[Opening Recorded information section]
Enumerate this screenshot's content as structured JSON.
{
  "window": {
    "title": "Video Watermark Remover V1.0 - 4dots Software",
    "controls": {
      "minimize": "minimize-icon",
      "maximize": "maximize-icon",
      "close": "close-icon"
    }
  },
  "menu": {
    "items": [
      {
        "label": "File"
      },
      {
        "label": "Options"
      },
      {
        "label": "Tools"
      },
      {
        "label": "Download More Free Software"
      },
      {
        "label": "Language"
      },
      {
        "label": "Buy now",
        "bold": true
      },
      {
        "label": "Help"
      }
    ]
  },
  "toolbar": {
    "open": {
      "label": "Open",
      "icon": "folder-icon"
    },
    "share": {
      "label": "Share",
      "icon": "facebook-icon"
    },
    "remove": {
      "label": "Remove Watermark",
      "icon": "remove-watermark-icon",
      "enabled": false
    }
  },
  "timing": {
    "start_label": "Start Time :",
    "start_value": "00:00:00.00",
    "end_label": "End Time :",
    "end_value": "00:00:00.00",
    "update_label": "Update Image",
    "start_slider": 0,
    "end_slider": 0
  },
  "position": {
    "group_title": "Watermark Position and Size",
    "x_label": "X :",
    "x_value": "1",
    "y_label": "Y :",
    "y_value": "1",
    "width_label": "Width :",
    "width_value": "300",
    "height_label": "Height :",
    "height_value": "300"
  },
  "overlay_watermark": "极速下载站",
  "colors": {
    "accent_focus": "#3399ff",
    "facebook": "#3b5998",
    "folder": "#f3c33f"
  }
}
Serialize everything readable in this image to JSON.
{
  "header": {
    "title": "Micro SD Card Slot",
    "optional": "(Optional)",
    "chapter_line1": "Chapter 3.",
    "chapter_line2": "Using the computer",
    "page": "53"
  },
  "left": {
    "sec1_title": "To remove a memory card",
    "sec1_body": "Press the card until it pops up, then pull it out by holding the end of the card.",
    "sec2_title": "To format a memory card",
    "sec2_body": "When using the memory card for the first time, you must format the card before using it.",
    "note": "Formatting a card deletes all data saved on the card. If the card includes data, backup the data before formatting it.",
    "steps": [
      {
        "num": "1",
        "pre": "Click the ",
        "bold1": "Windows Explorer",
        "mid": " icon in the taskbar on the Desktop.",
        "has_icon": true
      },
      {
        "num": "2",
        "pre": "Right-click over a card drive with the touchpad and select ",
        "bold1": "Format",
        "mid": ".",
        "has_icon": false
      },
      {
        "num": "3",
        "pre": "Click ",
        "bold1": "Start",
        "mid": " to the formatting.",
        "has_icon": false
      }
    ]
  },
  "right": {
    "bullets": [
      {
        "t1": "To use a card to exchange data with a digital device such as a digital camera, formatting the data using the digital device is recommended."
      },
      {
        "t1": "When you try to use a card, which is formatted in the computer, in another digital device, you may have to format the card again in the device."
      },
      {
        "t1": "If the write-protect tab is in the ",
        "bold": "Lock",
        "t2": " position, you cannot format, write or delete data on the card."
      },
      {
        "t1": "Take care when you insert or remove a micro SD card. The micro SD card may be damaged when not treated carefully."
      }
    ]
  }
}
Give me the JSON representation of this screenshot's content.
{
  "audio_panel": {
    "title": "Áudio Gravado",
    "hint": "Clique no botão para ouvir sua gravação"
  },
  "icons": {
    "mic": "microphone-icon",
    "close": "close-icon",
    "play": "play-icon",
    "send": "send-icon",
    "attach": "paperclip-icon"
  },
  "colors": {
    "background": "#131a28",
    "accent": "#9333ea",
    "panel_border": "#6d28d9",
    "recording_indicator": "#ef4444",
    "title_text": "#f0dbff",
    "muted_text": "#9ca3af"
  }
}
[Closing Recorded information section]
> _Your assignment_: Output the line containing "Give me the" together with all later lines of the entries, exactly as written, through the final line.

> _Response to the task_:
Give me the JSON representation of this screenshot's content.
{
  "audio_panel": {
    "title": "Áudio Gravado",
    "hint": "Clique no botão para ouvir sua gravação"
  },
  "icons": {
    "mic": "microphone-icon",
    "close": "close-icon",
    "play": "play-icon",
    "send": "send-icon",
    "attach": "paperclip-icon"
  },
  "colors": {
    "background": "#131a28",
    "accent": "#9333ea",
    "panel_border": "#6d28d9",
    "recording_indicator": "#ef4444",
    "title_text": "#f0dbff",
    "muted_text": "#9ca3af"
  }
}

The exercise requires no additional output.